Myanmar's 2-year-old government, led by Nobel Peace Prize laureate Aung San Suu Kyi, has faced heavy international criticism for its response to the crisis, though it has no control over the generals with whom it shares power.

"It’s not a situation that is completely under her authority, but certainly we are counting on her to show leadership and also to work through the civilian government with the military to address the crisis," a senior US official told reporters in a conference call.

The term "ethnic cleansing" is not defined in international or US law and does not inherently carry specific consequences, a second senior US official said on the call.

Murray Hiebert, a Southeast Asia analyst with the Center for Strategic and International Studies think tank in Washington, said the State Department's use of the term and threat of sanctions "will likely have limited to no impact on the ground".

"It is likely to create more distrust between the United States and Myanmar's military and government and push them closer to China, Russia, and its more authoritarian neighbours in Southeast Asia," he added.

A top UN official in September described the military actions as a textbook case of "ethnic cleansing," but the United States until Wednesday had avoided the term.

Washington has sought to balance its wish to nurture the civilian government in Myanmar, where it competes for influence with China, with its desire to hold the military accountable for the abuses. US officials also worry that the mistreatment of the Rohingya Muslim minority may fuel radicalism.

Congressional pressure for a tougher US response to the Rohingya crisis mounted before President Donald Trump's first visit to Asia this month to attend a summit of Southeast Asian countries, including Myanmar, in Manila.

US government sources told Reuters in October that officials were preparing a recommendation for Tillerson that would define the military-led campaign against the Rohingya as ethnic cleansing, which could spur new sanctions.

In early November, US lawmakers proposed targeted sanctions and travel restrictions on Myanmar military officials.
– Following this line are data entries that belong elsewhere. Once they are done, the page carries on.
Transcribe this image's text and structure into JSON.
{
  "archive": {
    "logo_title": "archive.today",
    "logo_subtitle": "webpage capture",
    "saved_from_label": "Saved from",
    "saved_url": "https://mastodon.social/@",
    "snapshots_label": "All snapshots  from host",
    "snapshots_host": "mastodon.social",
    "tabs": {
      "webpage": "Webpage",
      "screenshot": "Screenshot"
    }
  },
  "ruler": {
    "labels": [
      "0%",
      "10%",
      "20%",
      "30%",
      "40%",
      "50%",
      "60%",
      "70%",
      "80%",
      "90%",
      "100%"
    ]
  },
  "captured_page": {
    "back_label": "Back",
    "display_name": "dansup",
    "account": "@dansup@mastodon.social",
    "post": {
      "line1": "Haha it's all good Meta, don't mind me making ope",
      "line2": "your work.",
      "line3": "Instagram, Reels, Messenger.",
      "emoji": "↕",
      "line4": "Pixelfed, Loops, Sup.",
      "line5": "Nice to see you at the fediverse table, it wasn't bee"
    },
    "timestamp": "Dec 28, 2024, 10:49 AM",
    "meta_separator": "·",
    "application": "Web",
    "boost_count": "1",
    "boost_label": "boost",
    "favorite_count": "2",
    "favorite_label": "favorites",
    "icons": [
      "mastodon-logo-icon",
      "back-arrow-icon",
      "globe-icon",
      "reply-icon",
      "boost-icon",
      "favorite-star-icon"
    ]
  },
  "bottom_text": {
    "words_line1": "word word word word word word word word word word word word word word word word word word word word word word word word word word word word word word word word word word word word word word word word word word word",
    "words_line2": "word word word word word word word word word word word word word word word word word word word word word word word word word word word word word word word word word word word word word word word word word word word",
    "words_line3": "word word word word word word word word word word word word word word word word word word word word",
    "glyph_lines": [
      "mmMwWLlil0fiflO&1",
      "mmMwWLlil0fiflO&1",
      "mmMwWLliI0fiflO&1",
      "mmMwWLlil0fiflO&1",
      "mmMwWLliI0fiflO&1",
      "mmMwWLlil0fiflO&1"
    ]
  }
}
Rights group Amnesty International called for a comprehensive arms embargo against Myanmar as well as targeted financial sanctions against senior Myanmar military officials.